Second, China needs to be careful not to pursue a resource-first or resource-only policy in Africa and elsewhere. At the very least, Beijing should be prudent not to be viewed as a resource-thirsty monster. When China expands its economic relations with Africa, it should not be viewed as bringing certain mercantilist behaviors to its partners by ignoring environmental protection, labor rights, and corporate social responsibility. It is noted that China is improving its practice lately, after receiving some criticism in this regard.
YCW: The People’s Liberation Army (PLA) recently celebrated its 90th birthday. What challenges will the army face in the future?
SDL: Again, the major challenges are from within. First, corruption as well as non-professionalism has been a culture inside the armed forces since China’s opening up. This has seriously undermined the army as an institution. Despite Xi’s cracking down, this problem may still linger for a while.
Second, the army faces challenges due to its mentality. China’s land reclamation in the South China Sea certainly puts security pressure on its maritime neighbors and other major users of this sea lane. Building roads through PCK is insensitive of India’s security sensitivities. Building roads at Doklam, the place under dispute between China and Bhutan, gives New Delhi a pretext (as it has a security treaty with Bhutan) to step into China. So sensitive is the strategic impact of China’s roads.
As well, given North Korea’s nuclear test in January 2016, China has seemed insensitive of South Korea’s security concerns by being unwilling to talk to then-President Park on the phone. This, to some extent, led to the latter’s policy switch to allow THAAD to be deployed on its territory.
Lastly—the Taiwan issue. Again, this is a domestic issue. How to cope with Taiwan’s drifting and using the Mainland’s strength properly constitutes the topmost challenge faced by China and its PLA.

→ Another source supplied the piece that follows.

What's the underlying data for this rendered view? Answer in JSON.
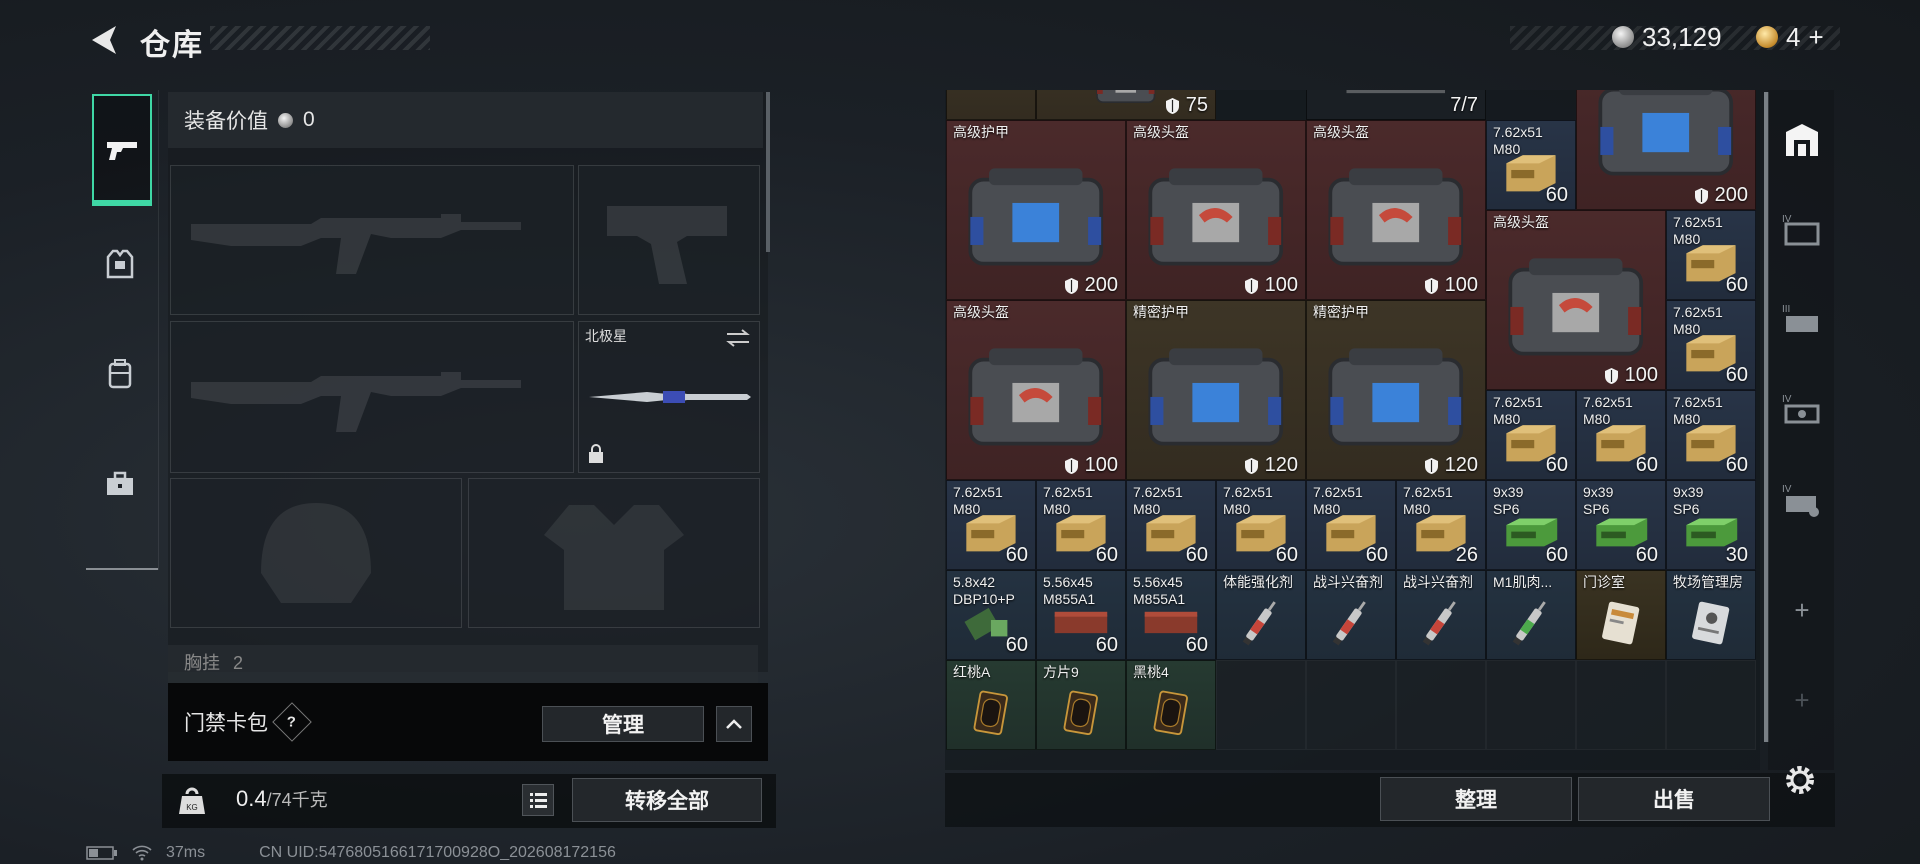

All of these issues could be handled more smoothly if Beijing maintains a calm and measured mentality.
— Interview by Jacinta Keast